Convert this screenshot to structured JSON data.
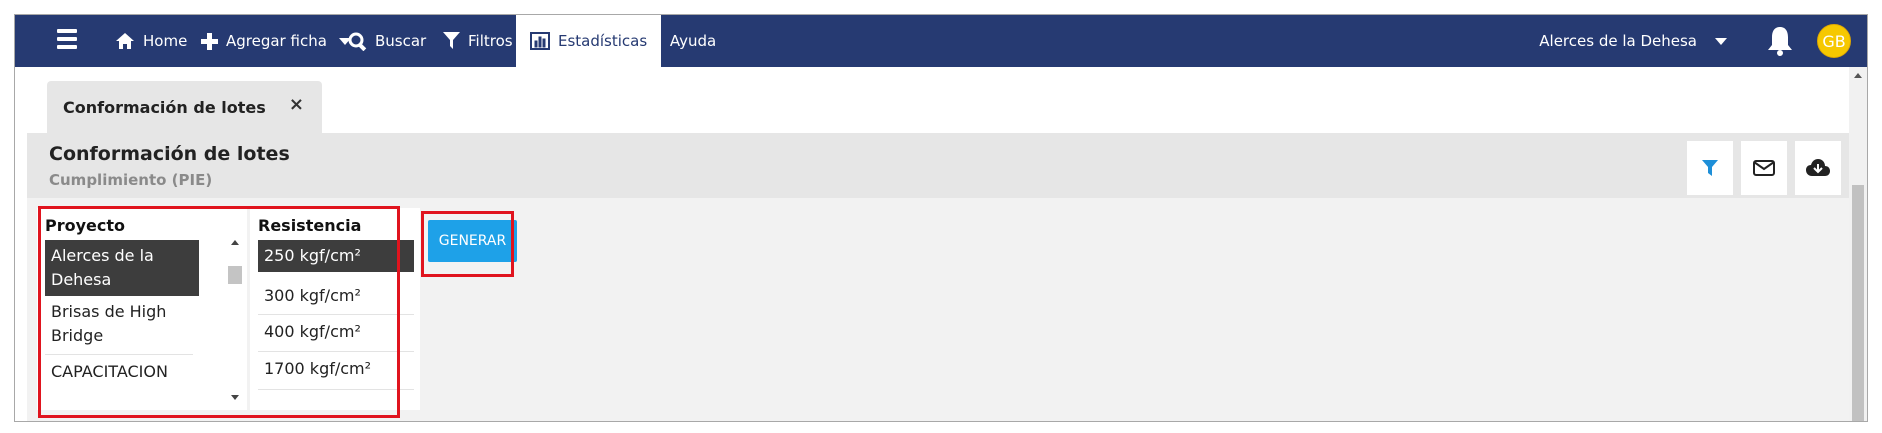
{
  "nav": {
    "items": [
      {
        "label": "Home",
        "icon": "home-icon"
      },
      {
        "label": "Agregar ficha",
        "icon": "plus-icon"
      },
      {
        "label": "Buscar",
        "icon": "search-icon"
      },
      {
        "label": "Filtros",
        "icon": "filter-icon"
      },
      {
        "label": "Estadísticas",
        "icon": "bar-chart-icon",
        "active": true
      },
      {
        "label": "Ayuda",
        "icon": "question-icon"
      }
    ],
    "project_selector": "Alerces de la Dehesa",
    "avatar_initials": "GB",
    "bar_color": "#263a72",
    "avatar_color": "#f6c800"
  },
  "tab": {
    "label": "Conformación de lotes",
    "close": "×"
  },
  "header": {
    "title": "Conformación de lotes",
    "subtitle": "Cumplimiento (PIE)",
    "actions": [
      "filter-icon",
      "mail-icon",
      "cloud-download-icon"
    ]
  },
  "filters": {
    "proyecto": {
      "heading": "Proyecto",
      "items": [
        "Alerces de la Dehesa",
        "Brisas de High Bridge",
        "CAPACITACION"
      ],
      "selected": "Alerces de la Dehesa"
    },
    "resistencia": {
      "heading": "Resistencia",
      "items": [
        "250 kgf/cm²",
        "300 kgf/cm²",
        "400 kgf/cm²",
        "1700 kgf/cm²"
      ],
      "selected": "250 kgf/cm²"
    }
  },
  "generate_button": "GENERAR",
  "highlight_color": "#e0141e",
  "button_color": "#1ea1e8"
}
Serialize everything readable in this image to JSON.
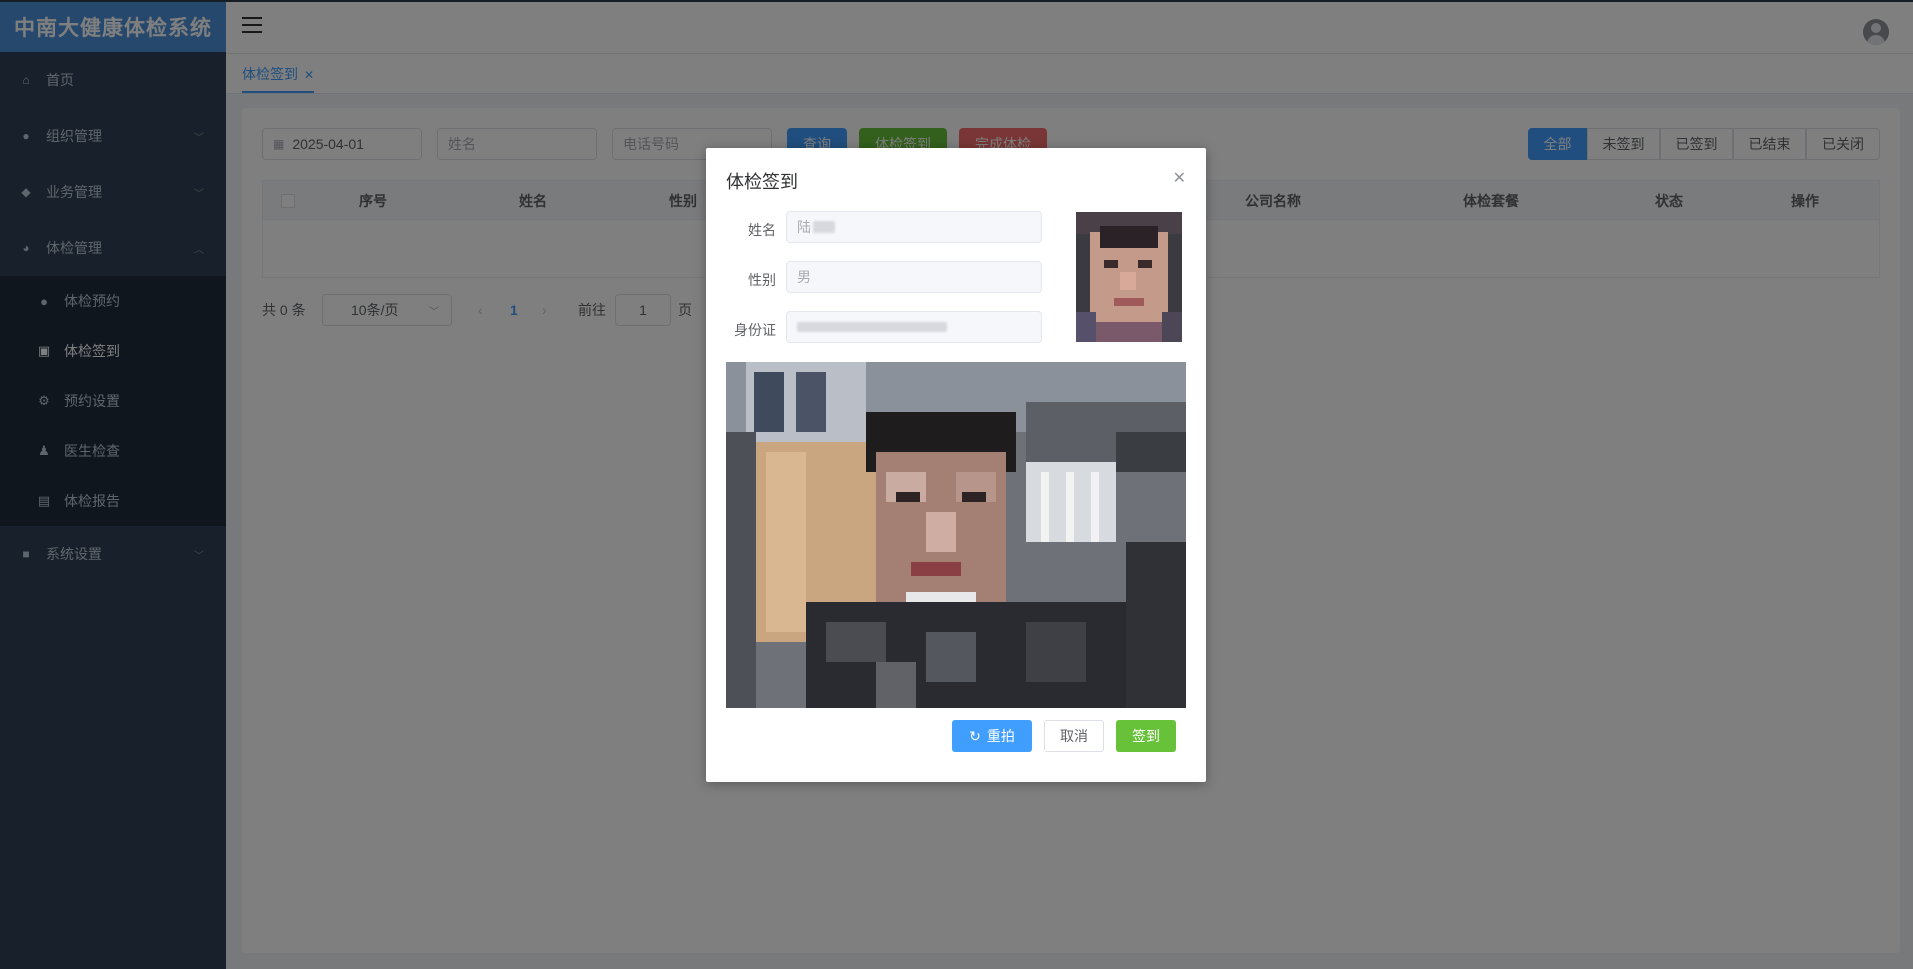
{
  "app": {
    "logo_text": "中南大健康体检系统"
  },
  "sidebar": {
    "items": [
      {
        "label": "首页",
        "icon": "home-icon"
      },
      {
        "label": "组织管理",
        "icon": "users-icon"
      },
      {
        "label": "业务管理",
        "icon": "tag-icon"
      },
      {
        "label": "体检管理",
        "icon": "pie-icon"
      }
    ],
    "sub_items": [
      {
        "label": "体检预约",
        "icon": "people-icon"
      },
      {
        "label": "体检签到",
        "icon": "checkin-icon"
      },
      {
        "label": "预约设置",
        "icon": "gear-icon"
      },
      {
        "label": "医生检查",
        "icon": "doctor-icon"
      },
      {
        "label": "体检报告",
        "icon": "report-icon"
      }
    ],
    "system": {
      "label": "系统设置",
      "icon": "briefcase-icon"
    }
  },
  "tabs": [
    {
      "label": "体检签到"
    }
  ],
  "filters": {
    "date": "2025-04-01",
    "name_placeholder": "姓名",
    "phone_placeholder": "电话号码",
    "query_label": "查询",
    "checkin_label": "体检签到",
    "complete_label": "完成体检"
  },
  "status_tabs": [
    "全部",
    "未签到",
    "已签到",
    "已结束",
    "已关闭"
  ],
  "table": {
    "headers": [
      "序号",
      "姓名",
      "性别",
      "公司名称",
      "体检套餐",
      "状态",
      "操作"
    ]
  },
  "pagination": {
    "total_text": "共 0 条",
    "page_size": "10条/页",
    "current_page": "1",
    "goto_label": "前往",
    "goto_value": "1",
    "page_unit": "页"
  },
  "dialog": {
    "title": "体检签到",
    "name_label": "姓名",
    "name_value": "陆",
    "gender_label": "性别",
    "gender_value": "男",
    "id_label": "身份证",
    "retake_label": "重拍",
    "cancel_label": "取消",
    "sign_label": "签到"
  },
  "colors": {
    "primary": "#409eff",
    "success": "#67c23a",
    "danger": "#f56c6c",
    "sidebar_bg": "#304156",
    "logo_bg": "#4a90d9"
  }
}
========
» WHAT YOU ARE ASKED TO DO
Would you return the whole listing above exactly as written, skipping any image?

» SOLVED PROBLEM
Convert this screenshot to structured JSON data.
{
  "nav": {
    "items": [
      {
        "label": "Home",
        "icon": "home-icon"
      },
      {
        "label": "Agregar ficha",
        "icon": "plus-icon"
      },
      {
        "label": "Buscar",
        "icon": "search-icon"
      },
      {
        "label": "Filtros",
        "icon": "filter-icon"
      },
      {
        "label": "Estadísticas",
        "icon": "bar-chart-icon",
        "active": true
      },
      {
        "label": "Ayuda",
        "icon": "question-icon"
      }
    ],
    "project_selector": "Alerces de la Dehesa",
    "avatar_initials": "GB",
    "bar_color": "#263a72",
    "avatar_color": "#f6c800"
  },
  "tab": {
    "label": "Conformación de lotes",
    "close": "×"
  },
  "header": {
    "title": "Conformación de lotes",
    "subtitle": "Cumplimiento (PIE)",
    "actions": [
      "filter-icon",
      "mail-icon",
      "cloud-download-icon"
    ]
  },
  "filters": {
    "proyecto": {
      "heading": "Proyecto",
      "items": [
        "Alerces de la Dehesa",
        "Brisas de High Bridge",
        "CAPACITACION"
      ],
      "selected": "Alerces de la Dehesa"
    },
    "resistencia": {
      "heading": "Resistencia",
      "items": [
        "250 kgf/cm²",
        "300 kgf/cm²",
        "400 kgf/cm²",
        "1700 kgf/cm²"
      ],
      "selected": "250 kgf/cm²"
    }
  },
  "generate_button": "GENERAR",
  "highlight_color": "#e0141e",
  "button_color": "#1ea1e8"
}
Serialize everything readable in this image to JSON.
{
  "app": {
    "logo_text": "中南大健康体检系统"
  },
  "sidebar": {
    "items": [
      {
        "label": "首页",
        "icon": "home-icon"
      },
      {
        "label": "组织管理",
        "icon": "users-icon"
      },
      {
        "label": "业务管理",
        "icon": "tag-icon"
      },
      {
        "label": "体检管理",
        "icon": "pie-icon"
      }
    ],
    "sub_items": [
      {
        "label": "体检预约",
        "icon": "people-icon"
      },
      {
        "label": "体检签到",
        "icon": "checkin-icon"
      },
      {
        "label": "预约设置",
        "icon": "gear-icon"
      },
      {
        "label": "医生检查",
        "icon": "doctor-icon"
      },
      {
        "label": "体检报告",
        "icon": "report-icon"
      }
    ],
    "system": {
      "label": "系统设置",
      "icon": "briefcase-icon"
    }
  },
  "tabs": [
    {
      "label": "体检签到"
    }
  ],
  "filters": {
    "date": "2025-04-01",
    "name_placeholder": "姓名",
    "phone_placeholder": "电话号码",
    "query_label": "查询",
    "checkin_label": "体检签到",
    "complete_label": "完成体检"
  },
  "status_tabs": [
    "全部",
    "未签到",
    "已签到",
    "已结束",
    "已关闭"
  ],
  "table": {
    "headers": [
      "序号",
      "姓名",
      "性别",
      "公司名称",
      "体检套餐",
      "状态",
      "操作"
    ]
  },
  "pagination": {
    "total_text": "共 0 条",
    "page_size": "10条/页",
    "current_page": "1",
    "goto_label": "前往",
    "goto_value": "1",
    "page_unit": "页"
  },
  "dialog": {
    "title": "体检签到",
    "name_label": "姓名",
    "name_value": "陆",
    "gender_label": "性别",
    "gender_value": "男",
    "id_label": "身份证",
    "retake_label": "重拍",
    "cancel_label": "取消",
    "sign_label": "签到"
  },
  "colors": {
    "primary": "#409eff",
    "success": "#67c23a",
    "danger": "#f56c6c",
    "sidebar_bg": "#304156",
    "logo_bg": "#4a90d9"
  }
}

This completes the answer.